He was standing at the paper cutter cutting 8.5 x 11 copies into eighths. Some kind of cards to hand out advertising an event of some sort. He wore a too-long moustache, an oily ponytail and rollerblades.

She stood next to him at the counter doing something with lamination. She had unbound salt and pepper hair down past her shoulders, she wore too much eye makeup, and loose, shabby clothing.

I couldn’t tell if they knew each other before this episode at Staples. At first I thought they were arguing. They were disagreeing slightly. That I could tell for sure. But it was cordial enough. Essentially, his point of view was ecumenical and secular and logical, but ultimately respectful and deferrential. He didn’t want ana rgument; he was just curious. Her point of view was very rigid and literal and of strong conviction. He was being heroically fair to her with statements like, “I really appreciate your point of view. I’m just saying …”and “I’m not a scholar, so I can’t be absolutely certain, but …”

At one point he explained that he always had a problem with the Book of Leviticus and its harsh prescriptions against immoral heterosexual behavior and homosexuality.

She leaned in. “Well, you know why homosexuality is bad,” she said, lowering her voice to a discreet whisper. “It’s because it’s unclean. It spreads disease. It’s unholy.” She went on, though I had lost interest in the particulars.

He gamely pointed out that plenty of heterosexual behavior also spreads disease. They discussed it a bit further. He also drew a distinction between the conviction that adultery being bad because it’s against God’s word and the opinion that adultery being bad because it breaks down bonds of human trust, his opinion being the latter. Eventually they agreed that it was ultimately best to live a life of peace and forgiveness.

Then she closed her part of the discussion with a neat and tidy “Listen, I don’t judge. That’s not my job. Only god can judge us.”

Bravo. I agreed with her — partially — on something: It was not her place to judge people. But what caught my attention was her hypocrisy. She was passing judgment.

I can accept that whoever wrote what is in the Bible is passing judgment. Or, rather, if the words in the Bible are to be taken as the word of God, then what is in the Bible is a representation of God passing judgment.
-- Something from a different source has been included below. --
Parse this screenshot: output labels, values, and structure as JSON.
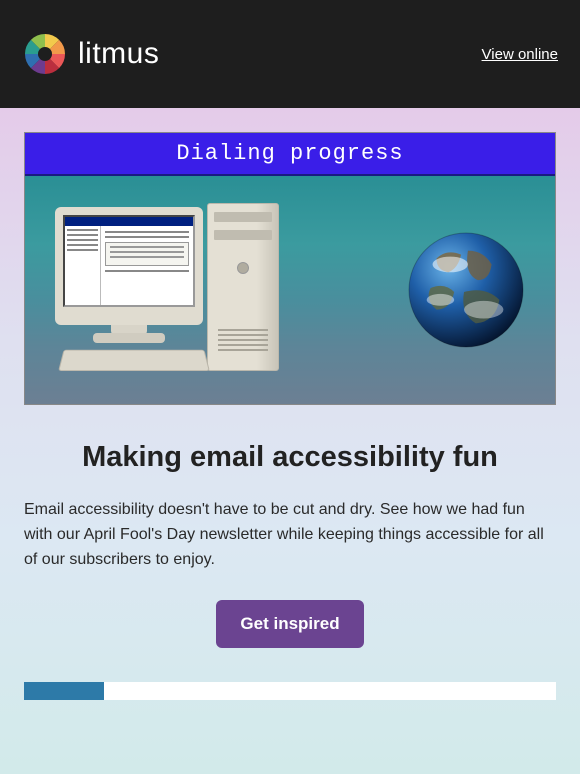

We’re taught that only God can do so and that we must not. OK. I can take that as an axiom of Christianity.

But if she says something like “Homosexuality is unclean,” instead of “The Bible says homosexuality is unclean” or “We are taught that homosexuality is unclean” — if she is stating the biblical fact with her own conviction and not attributing the judgment to God, then she’s not expressing an original thought at all — she’s just taking credit for someone else’s work. She’s plagiarising God. And how do you think he would fancy that?

the untallied hours